[Excerpts from a dataset]
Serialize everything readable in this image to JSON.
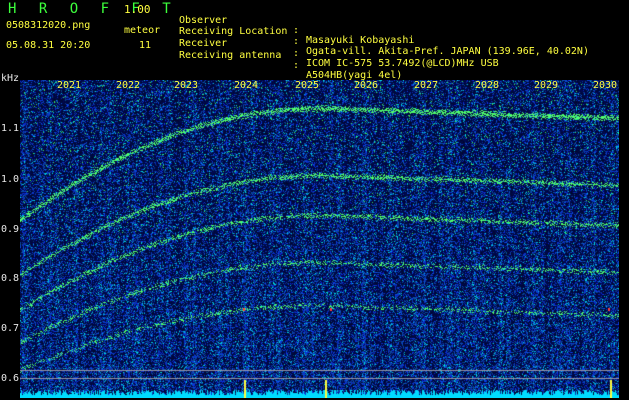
{
  "header": {
    "app_title": "H R O F F T",
    "app_version": "1.00",
    "filename": "0508312020.png",
    "meteor_label": "meteor",
    "datetime": "05.08.31 20:20",
    "meteor_count": "11"
  },
  "info": [
    {
      "label": "Observer",
      "value": "Masayuki Kobayashi"
    },
    {
      "label": "Receiving Location",
      "value": "Ogata-vill. Akita-Pref. JAPAN (139.96E, 40.02N)"
    },
    {
      "label": "Receiver",
      "value": "ICOM IC-575 53.7492(@LCD)MHz USB"
    },
    {
      "label": "Receiving antenna",
      "value": "A504HB(yagi 4el)"
    }
  ],
  "colon": ":",
  "axis": {
    "y_unit": "kHz",
    "y_ticks": [
      "1.1",
      "1.0",
      "0.9",
      "0.8",
      "0.7",
      "0.6"
    ],
    "x_ticks": [
      "2021",
      "2022",
      "2023",
      "2024",
      "2025",
      "2026",
      "2027",
      "2028",
      "2029",
      "2030"
    ]
  },
  "colors": {
    "text_green": "#3cff3c",
    "text_yellow": "#ffff40",
    "background": "#000000",
    "spectrogram_base": "#0a1a8c",
    "signal": "#30ff60",
    "baseline": "#00e6ff"
  }
}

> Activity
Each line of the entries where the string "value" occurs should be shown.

> Solution
      "value": "Masayuki Kobayashi"
      "value": "Ogata-vill. Akita-Pref. JAPAN (139.96E, 40.02N)"
      "value": "ICOM IC-575 53.7492(@LCD)MHz USB"
      "value": "A504HB(yagi 4el)"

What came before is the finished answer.